» TO DO
Copy each line of the data that has "content" in it.

Collection entries
····················
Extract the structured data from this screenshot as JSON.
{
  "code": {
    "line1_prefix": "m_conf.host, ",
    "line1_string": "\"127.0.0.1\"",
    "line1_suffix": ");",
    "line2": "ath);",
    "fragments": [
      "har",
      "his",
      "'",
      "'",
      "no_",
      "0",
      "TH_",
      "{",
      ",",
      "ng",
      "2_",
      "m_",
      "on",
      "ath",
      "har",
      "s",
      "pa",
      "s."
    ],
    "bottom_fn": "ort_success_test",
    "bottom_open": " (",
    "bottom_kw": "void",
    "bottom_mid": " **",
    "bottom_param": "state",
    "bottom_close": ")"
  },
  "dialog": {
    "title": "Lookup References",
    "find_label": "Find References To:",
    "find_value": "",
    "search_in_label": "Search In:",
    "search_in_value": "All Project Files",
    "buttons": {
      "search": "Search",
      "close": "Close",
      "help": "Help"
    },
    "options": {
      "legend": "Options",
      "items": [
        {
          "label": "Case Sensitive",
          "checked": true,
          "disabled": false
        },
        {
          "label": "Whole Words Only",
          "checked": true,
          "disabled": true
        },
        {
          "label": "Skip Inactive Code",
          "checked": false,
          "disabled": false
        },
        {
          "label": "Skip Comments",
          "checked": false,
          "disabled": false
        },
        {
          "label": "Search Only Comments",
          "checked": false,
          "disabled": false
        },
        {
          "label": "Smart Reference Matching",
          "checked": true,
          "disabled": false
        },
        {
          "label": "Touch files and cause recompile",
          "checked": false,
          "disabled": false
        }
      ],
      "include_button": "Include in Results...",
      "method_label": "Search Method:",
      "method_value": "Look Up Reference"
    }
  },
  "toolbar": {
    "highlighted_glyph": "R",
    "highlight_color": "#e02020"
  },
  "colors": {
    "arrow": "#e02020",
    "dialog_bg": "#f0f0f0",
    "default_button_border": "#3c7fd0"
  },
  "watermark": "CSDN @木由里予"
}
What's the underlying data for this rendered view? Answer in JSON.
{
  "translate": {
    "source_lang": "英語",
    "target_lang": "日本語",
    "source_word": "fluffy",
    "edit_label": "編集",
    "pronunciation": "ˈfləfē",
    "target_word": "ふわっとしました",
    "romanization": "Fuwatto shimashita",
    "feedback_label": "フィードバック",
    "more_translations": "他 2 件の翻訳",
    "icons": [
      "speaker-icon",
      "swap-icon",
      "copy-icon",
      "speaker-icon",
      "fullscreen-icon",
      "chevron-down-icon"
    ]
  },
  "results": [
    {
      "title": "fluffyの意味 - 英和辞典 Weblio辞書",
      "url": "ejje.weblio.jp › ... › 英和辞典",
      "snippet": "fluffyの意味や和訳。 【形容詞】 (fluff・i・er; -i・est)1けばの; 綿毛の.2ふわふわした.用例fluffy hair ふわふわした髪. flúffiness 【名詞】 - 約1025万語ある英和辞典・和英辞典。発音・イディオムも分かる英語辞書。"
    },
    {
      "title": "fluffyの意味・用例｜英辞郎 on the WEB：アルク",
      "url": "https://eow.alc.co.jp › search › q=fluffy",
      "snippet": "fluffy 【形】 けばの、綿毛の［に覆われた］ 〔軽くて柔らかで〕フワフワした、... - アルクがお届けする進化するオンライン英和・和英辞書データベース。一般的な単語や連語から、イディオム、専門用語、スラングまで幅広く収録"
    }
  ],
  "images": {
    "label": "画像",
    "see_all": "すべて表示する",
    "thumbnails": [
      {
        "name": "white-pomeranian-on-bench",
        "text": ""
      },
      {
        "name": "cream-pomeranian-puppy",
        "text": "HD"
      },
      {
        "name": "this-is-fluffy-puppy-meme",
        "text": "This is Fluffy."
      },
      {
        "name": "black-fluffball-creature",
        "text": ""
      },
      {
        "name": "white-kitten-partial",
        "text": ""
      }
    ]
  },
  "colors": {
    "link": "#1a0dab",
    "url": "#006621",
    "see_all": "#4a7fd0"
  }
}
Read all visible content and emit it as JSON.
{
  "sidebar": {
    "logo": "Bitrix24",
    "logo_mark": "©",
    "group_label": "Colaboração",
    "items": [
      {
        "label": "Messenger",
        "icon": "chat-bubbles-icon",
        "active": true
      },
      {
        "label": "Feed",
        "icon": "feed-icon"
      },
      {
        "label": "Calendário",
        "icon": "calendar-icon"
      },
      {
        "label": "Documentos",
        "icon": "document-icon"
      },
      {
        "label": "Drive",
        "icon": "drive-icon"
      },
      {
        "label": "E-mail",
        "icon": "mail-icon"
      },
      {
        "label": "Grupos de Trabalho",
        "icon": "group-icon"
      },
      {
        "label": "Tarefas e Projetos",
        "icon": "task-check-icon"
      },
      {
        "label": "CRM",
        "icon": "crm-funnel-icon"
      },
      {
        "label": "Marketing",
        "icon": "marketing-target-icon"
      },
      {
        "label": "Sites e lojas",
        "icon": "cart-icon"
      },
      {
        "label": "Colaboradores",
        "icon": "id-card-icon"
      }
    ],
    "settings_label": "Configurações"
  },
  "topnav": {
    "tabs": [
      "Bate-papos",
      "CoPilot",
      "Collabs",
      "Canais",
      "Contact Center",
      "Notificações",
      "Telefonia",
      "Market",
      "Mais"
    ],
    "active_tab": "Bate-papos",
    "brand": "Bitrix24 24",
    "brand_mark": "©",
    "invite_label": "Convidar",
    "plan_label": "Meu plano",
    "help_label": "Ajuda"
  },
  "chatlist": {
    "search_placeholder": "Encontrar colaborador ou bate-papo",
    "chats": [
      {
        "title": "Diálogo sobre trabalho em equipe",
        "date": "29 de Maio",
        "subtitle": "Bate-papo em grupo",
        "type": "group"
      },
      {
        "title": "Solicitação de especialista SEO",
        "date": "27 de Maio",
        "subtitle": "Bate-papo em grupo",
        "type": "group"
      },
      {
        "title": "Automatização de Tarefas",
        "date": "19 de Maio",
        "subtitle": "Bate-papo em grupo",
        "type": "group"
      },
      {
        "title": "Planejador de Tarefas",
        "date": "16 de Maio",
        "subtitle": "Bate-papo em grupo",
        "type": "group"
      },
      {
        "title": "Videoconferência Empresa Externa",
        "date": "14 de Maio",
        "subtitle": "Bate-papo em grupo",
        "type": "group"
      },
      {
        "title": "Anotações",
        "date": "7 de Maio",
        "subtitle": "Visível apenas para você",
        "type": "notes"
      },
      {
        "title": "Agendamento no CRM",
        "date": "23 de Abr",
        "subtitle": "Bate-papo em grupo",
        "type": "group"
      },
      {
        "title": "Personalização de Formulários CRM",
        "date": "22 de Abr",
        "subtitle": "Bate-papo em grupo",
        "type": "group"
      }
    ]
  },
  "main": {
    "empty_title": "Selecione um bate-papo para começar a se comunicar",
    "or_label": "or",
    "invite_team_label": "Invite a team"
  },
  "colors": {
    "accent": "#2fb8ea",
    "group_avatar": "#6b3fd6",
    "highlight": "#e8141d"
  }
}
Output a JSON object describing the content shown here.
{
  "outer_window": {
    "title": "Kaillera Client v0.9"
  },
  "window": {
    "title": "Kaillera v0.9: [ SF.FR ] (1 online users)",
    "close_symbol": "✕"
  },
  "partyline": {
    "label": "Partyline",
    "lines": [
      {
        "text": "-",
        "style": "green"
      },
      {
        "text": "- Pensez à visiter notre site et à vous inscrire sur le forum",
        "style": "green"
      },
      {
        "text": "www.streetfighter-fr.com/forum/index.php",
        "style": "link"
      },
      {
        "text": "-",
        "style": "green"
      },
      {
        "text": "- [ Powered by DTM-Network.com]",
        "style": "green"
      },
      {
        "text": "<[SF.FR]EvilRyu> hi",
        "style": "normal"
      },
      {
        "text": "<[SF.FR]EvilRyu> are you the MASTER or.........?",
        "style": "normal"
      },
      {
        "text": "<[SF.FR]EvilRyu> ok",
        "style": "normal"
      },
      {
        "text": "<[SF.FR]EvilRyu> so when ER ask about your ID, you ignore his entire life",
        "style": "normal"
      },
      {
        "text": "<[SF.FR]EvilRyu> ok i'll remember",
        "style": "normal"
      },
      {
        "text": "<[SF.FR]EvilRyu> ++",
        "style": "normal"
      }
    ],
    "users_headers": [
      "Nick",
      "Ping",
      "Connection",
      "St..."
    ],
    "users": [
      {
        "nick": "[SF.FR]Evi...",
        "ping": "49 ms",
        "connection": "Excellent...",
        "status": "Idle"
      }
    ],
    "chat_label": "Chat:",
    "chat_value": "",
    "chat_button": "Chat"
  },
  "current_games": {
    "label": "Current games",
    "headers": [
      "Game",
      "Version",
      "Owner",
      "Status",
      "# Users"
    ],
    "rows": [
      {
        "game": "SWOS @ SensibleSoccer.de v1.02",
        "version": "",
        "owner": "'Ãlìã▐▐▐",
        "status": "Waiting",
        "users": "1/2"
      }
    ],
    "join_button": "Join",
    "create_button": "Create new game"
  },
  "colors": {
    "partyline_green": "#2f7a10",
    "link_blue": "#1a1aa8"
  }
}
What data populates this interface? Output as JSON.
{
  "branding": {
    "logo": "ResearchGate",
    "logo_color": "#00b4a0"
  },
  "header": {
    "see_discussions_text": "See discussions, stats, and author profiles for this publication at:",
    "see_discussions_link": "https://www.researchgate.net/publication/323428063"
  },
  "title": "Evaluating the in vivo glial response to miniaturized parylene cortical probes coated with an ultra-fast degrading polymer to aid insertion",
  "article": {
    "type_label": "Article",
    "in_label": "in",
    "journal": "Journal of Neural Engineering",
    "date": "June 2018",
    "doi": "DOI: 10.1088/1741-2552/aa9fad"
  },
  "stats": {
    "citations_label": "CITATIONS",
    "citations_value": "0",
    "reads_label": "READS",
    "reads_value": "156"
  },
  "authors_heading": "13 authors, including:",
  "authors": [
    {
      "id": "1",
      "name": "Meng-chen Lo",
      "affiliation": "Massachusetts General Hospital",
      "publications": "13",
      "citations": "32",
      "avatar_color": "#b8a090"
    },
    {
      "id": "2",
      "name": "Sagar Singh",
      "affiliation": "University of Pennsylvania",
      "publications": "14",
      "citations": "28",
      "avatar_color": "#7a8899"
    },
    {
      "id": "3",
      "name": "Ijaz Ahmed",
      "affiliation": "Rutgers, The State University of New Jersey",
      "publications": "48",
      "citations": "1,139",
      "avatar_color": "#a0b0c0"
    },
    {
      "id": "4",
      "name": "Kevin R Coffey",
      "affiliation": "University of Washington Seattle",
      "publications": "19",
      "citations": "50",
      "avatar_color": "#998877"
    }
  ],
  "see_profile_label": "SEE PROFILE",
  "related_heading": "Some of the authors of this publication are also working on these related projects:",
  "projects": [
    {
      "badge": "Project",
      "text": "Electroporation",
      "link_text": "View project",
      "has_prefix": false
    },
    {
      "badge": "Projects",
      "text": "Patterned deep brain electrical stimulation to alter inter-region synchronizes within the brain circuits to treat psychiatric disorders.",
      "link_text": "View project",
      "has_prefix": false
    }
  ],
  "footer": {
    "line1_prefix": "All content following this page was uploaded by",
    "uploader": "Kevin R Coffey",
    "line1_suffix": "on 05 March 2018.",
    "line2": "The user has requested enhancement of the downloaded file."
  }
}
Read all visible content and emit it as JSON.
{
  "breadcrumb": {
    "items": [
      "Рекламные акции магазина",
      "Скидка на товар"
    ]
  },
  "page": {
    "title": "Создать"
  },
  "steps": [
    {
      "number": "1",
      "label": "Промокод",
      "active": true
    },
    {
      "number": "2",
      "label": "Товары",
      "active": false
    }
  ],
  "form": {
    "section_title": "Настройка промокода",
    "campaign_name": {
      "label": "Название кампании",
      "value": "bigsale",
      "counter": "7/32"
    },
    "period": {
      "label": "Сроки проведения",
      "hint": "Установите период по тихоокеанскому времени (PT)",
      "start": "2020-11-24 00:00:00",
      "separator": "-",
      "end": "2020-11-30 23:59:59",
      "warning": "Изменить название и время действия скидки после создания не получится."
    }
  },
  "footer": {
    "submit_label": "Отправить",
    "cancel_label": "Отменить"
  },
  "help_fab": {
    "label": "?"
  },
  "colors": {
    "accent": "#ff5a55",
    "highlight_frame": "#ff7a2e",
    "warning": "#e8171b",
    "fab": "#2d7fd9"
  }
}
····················
» RESPONSE BELOW
Read all visible content and emit it as JSON.
Output a JSON object describing the content shown here.
    "line1_prefix": "All content following this page was uploaded by",
Read all visible content and emit it as JSON.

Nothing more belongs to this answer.